The Reds selected him from the University of Arizona in the 11th round of the 1989 MLB draft as a shortstop. By that point, Glenn Hoffman, Trevor’s older brother, was wrapping up a so-so Major League career as an infielder.

Think that pedigree helped Trevor get a look from the Bigs?


But after parts of two seasons in the bottom ranks of the Reds’ minor league system, Hoffman was doing just about nothing with the bat — .213/.311/.277 that summer with the Class-A Charleston Wheelers.

He also committed 25 errors at short.


But future Reds general manager Jim Bowden and others within the organization noticed that Hoffman had a cannon of a right arm, regularly gunning down runners at first when he didn’t boot the ball.

On the verge of dropping the youngster entirely, the Reds instead invited him to Spring Training in 1991, but as a project — they were going to transform him into a pitcher or he would be done with the Reds.

Bowden told the whole story in a 2017 ESPN article, but the upshot is that Hoffman took to pitching — relief pitching — much better than he had taken to a professional batter’s box or the shortstop hole.

Somewhere in there, either when he was at Reds camp in 1991, or maybe at the next camp, a Topps photographer caught up with the young fireballer and snapped the shot that would end up on that 1992 Bowman rookie card up there.

Those were the early days of Bowman’s renaissance, and the brand was just coming into its own as THE place to go for rookie cards.

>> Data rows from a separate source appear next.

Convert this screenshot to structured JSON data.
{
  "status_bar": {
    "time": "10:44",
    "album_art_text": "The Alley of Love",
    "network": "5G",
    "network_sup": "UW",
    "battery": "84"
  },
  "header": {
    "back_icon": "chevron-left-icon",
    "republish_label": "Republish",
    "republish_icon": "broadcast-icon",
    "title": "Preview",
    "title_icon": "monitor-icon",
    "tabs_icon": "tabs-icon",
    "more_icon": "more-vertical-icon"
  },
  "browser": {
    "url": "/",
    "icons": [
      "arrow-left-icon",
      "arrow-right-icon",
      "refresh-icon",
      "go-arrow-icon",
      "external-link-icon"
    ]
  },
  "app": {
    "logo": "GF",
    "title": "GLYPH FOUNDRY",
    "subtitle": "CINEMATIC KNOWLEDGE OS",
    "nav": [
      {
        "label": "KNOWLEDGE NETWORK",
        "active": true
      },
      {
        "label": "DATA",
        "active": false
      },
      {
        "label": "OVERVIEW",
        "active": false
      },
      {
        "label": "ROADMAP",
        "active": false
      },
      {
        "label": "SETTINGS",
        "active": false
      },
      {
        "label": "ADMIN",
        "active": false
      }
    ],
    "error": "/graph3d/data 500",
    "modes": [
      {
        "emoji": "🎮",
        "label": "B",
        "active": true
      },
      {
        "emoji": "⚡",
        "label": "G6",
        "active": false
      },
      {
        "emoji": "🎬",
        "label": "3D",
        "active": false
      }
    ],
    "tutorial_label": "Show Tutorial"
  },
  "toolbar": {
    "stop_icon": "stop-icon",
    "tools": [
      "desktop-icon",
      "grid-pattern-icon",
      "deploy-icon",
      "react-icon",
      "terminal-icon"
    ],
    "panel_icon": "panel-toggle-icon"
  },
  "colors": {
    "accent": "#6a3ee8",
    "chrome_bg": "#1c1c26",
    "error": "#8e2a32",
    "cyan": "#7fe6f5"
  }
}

Even then, though, Topps was eager to use their old competitor’s name to push out rookie cards of any and every remotely viable prospect before anyone else.

1992 Upper Deck Trevor Hoffman

Check prices on eBay (affiliate link)

Check prices on Amazon (affiliate link)

Given Hoffman’s name and the success he had in 1991 — 2-1, 1.89 ERA, 20 saves, 14.2 K/9 — it was probably a no-brainer to include him in the first white-stock Bowman set.

Thus, while Upper Deck managed to issue a minor league Hoffman card later that summer, 1992 Bowman was by far the first nationally distributed Major League Trevor Hoffman card.

Of course, by the time Hoffman actually made his Major League debut, he was a Florida Marlin, courtesy of the expansion draft in November of 1992. Bowden himself says that not protecting Hoffman in that draft is one of his biggest GM regrets, and it’s hard to refute that notion.

But, hey, the Reds were able to hang on to Tim Costo, so there’s that.

Anyway, the Marlins turned Hoffman, Andres Berumen, and Jose Martinez into Rich Rodriguez (not that one) and Gary Sheffield in a June 1993 trade with the San Diego Padres.

And that’s pretty much where the unknown parts of this story end.

Hoffman became the Pads’ closer in 1994 and didn’t relinquish that role until 2008, at which point the 40-year-old had nailed down 554 saves on the strength of a 2.78 ERA and nearly 10 K/9.

He caught on with the Milwaukee Brewers for the 2009 and 2010 seasons, but Hoffman’s legacy as a shutdown closer and likely future Hall of Famer was already scratched in the wet cement of history by then.

All we had to do was wait for it to dry.

Fast forward seven years or so, and the concrete had set firmly in place — Hoffman gained entrance to Cooperstown in the 2018 BBWAA election, on his third try.

Trevor Hoffman will rightly wear a San Diego Padres cap on his Hall of Fame plaque, but he’ll always be a Cincinnati Red on his rookie card.

Believe it or not.

(Check out the rest of our posts on the 2018 Hall of Fame class here.)

Want to see a video version of this article?